Counting is under way in Burkina Faso, where voters headed to the polls to elect a new president and parliament after a year of political turmoil. (BBC News)
Two Israeli teens were found guilty Monday of beating and burning to death a 16-year-old Palestinian in 2014. (BuzzFeed News)
Pope Francis made his first visit to a war zone on Sunday during his African tour, the first time he’s visited the continent as pontiff. (New York Times)
A gas leak at a stainless steel factory in China killed 10 people and poisoned seven others in the eastern province of Shandong. (BBC News)
In a new deal with the European Union, Turkey agreed to help stem the flow of migrants to Europe in return for cash, visas, and renewed talks on joining the E.U. (Reuters)
More than a dozen people were killed on Friday in a bombing at a Shiite procession in Nigeria. The attack is believed to be the work of Boko Haram. (BuzzFeed News)
The University of Chicago closed down its Hyde Park campus Monday after being warned by the FBI of an online threat of gun violence. (BuzzFeed News)
U.S. President Barack Obama paid tribute to the victims of the Paris attacks by visiting the Bataclan concert hall, the deadliest scene of the attacks. (The Guardian)
Adele’s new album, 25, sold a record-shattering 3.38 million copies in its first week in the U.S. (Billboard)
Whisper campaigns and “zipper problems”: How Jeb Bush’s allies tried — and failed — to stop Marco Rubio. (BuzzFeed News)
Los Angeles Lakers star Kobe Bryant wrote a poem announcing his retirement from professional basketball at the end of the 2015–2016 season. (BuzzFeed News)

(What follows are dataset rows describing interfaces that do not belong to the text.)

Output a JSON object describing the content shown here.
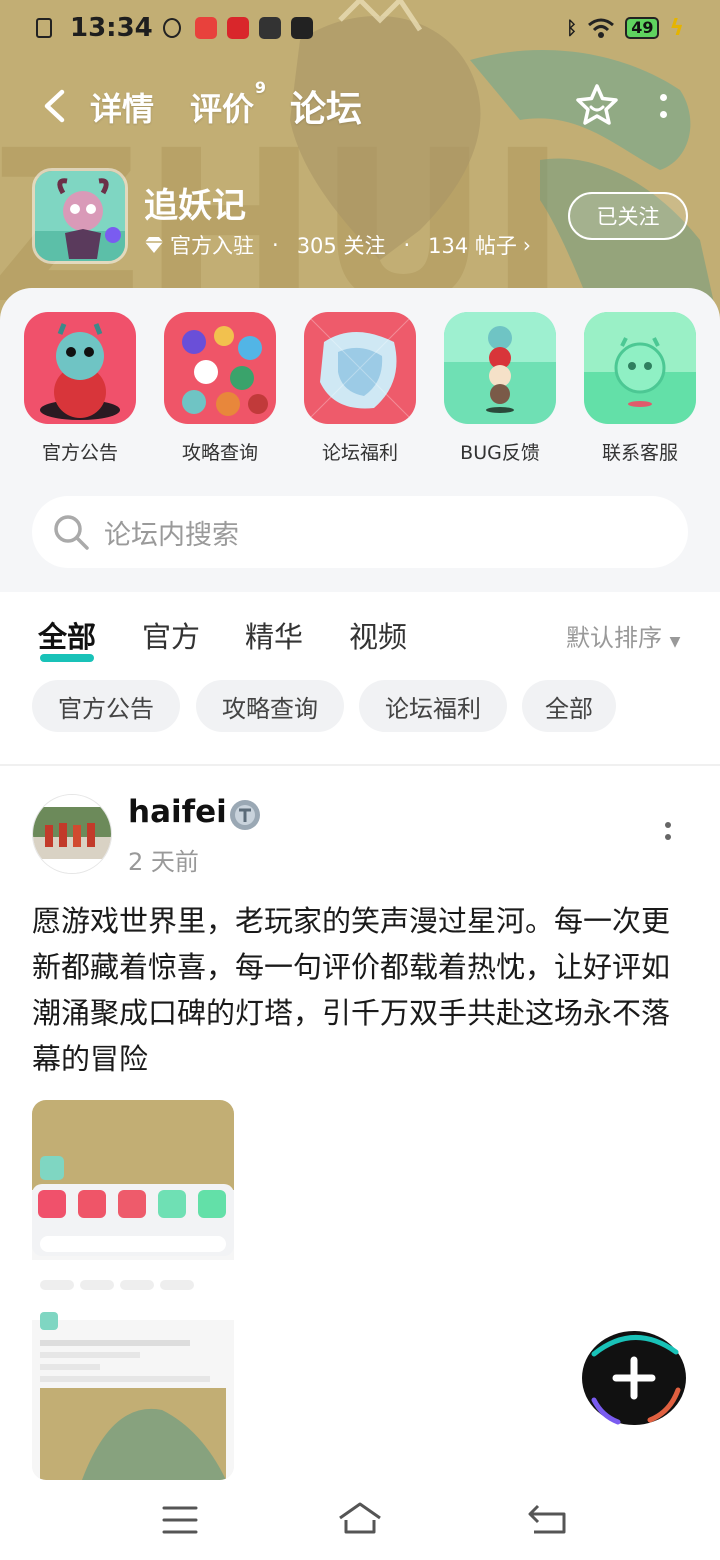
{
  "status_bar": {
    "time": "13:34",
    "battery": "49"
  },
  "top_nav": {
    "tabs": [
      {
        "label": "详情"
      },
      {
        "label": "评价",
        "badge": "9"
      },
      {
        "label": "论坛",
        "active": true
      }
    ]
  },
  "game": {
    "name": "追妖记",
    "official": "官方入驻",
    "follows": "305 关注",
    "posts": "134 帖子",
    "follow_button": "已关注"
  },
  "quick_links": [
    {
      "label": "官方公告"
    },
    {
      "label": "攻略查询"
    },
    {
      "label": "论坛福利"
    },
    {
      "label": "BUG反馈"
    },
    {
      "label": "联系客服"
    }
  ],
  "search": {
    "placeholder": "论坛内搜索"
  },
  "filter_tabs": [
    {
      "label": "全部",
      "active": true
    },
    {
      "label": "官方"
    },
    {
      "label": "精华"
    },
    {
      "label": "视频"
    }
  ],
  "sort_label": "默认排序",
  "chips": [
    {
      "label": "官方公告"
    },
    {
      "label": "攻略查询"
    },
    {
      "label": "论坛福利"
    },
    {
      "label": "全部"
    }
  ],
  "post": {
    "author": "haifei",
    "time": "2 天前",
    "content": "愿游戏世界里，老玩家的笑声漫过星河。每一次更新都藏着惊喜，每一句评价都载着热忱，让好评如潮涌聚成口碑的灯塔，引千万双手共赴这场永不落幕的冒险"
  },
  "colors": {
    "accent": "#19c2b8",
    "banner": "#c3af75"
  }
}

Two Australian fishermen got a shock when they caught a struggling wombat while fishing on a lake in Tasmania on Friday. They quickly came to the adorable creature’s rescue, and scooped him up in a net, BuzzFeed News’ Alicia Melville-Smith writes. One of the fishermen, Bob Wilton, told BuzzFeed: “Wombats can be quite aggressive but he just sat patiently and waited for us to take him back to the shore. When we put him out of the boat he just waddled off into the bush.”